Longtime Los Alamos resident and artist Keith Kelley’s family members gather to see the unveiling of five paintings he donated to Los Alamos Medical Center. Photo by Kirsten Laskey/ladailypost.com
LAMC Marketing Director Mary Beth Maassen reveals artist Keith Kelley’s artwork to the public. Photo by Kirsten Laskey/ladailypost.com
Los Alamos Medical Center (LAMC) had a lot to celebrate Wednesday night. LAMC was awarded Medicare’s Four Star Status, LifePoint’s 2015 Operational Excellence Award, and Chief Nursing Officer Tracie Stratton received LifePoint’s 2015 Chief Nursing Officer of the Year.

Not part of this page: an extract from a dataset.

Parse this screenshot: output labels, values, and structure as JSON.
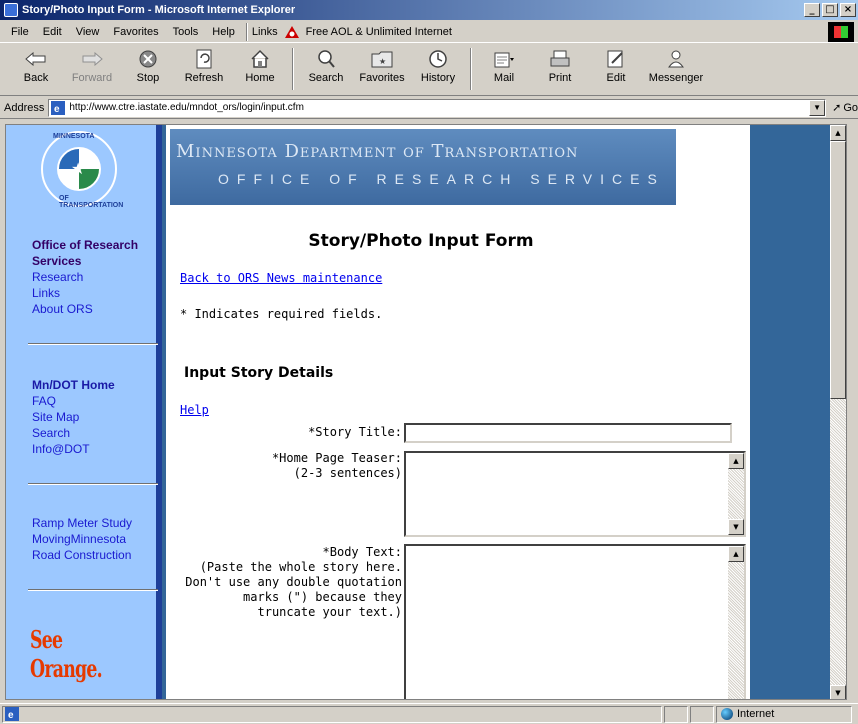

Additionally, LAMC Marketing Director Mary Beth Maassen unveiled five paintings that longtime Los Alamos resident and artist Keith Kelley donated to the hospital.
LAMC’s four star rating is based on patient satisfaction scores. Medicare bases the rating system on 11 aspects of patient experience, and measures topics such as how well nurses and doctors communicate with patients, how well patients’ pain is managed, and whether the hospital is clean and quiet.
LAMC was furthered honored with a High Five Award for operational excellence. The annual award, presented by LifePoint, recognizes hospitals that have performed most impressively in High Five Guiding Principles, which are: delivering compassionate, high quality patient care; supporting physicians; creating excellent workplaces for employees; strengthening the hospital’s role in the community; and ensuring fiscal responsibility.
LifePoint furthered honored Stratton as its Chief Nursing Officer of the Year. The award is given to an employee who exemplifies the company’s core values of honesty, integrity, trustworthiness, compassion and ethical and legal compliance as well as dedication to advancing quality patient care.
She was not the only staff member to be recognized at the event. Registered Nurse Jennifer DiMarimo received a nomination for the Mercy Award, the highest honor a LifePoint employee can receive. It’s named in memory of LifePoint Founder Scott Mercy and recognizes extraordinary employees who best embrace the humanitarian spirit on which LifePoint Hospitals were founded.
As LAMC celebrated its achievements, it also unveiled a few new art additions to the reception area. Kelley and photographer Patricia Slentz donated a few of their pieces to the hospital.
Kelley, who died in 2011, moved to Los Alamos in 1949 and at age 49 decided to be an artist, Maassen said. His paintings, which he created using a razor blade rather than a paintbrush, sold to collectors throughout the world. One of his works hangs in the Smithsonian.
Besides the tools Kelley used to create his artwork, another unique feature was the rabbits he hid in the paintings. It was explained that Kelley hid rabbits in his artwork to make viewing the paintings fun. If someone caught sight one of the hidden animals, Kelley would award them with a dollar.
Many members of Kelley’s family attended the award ceremony to help unveil his paintings.
“He would have loved it that people are still enjoying his art,” Kelley’s granddaughter Breanna Perera said.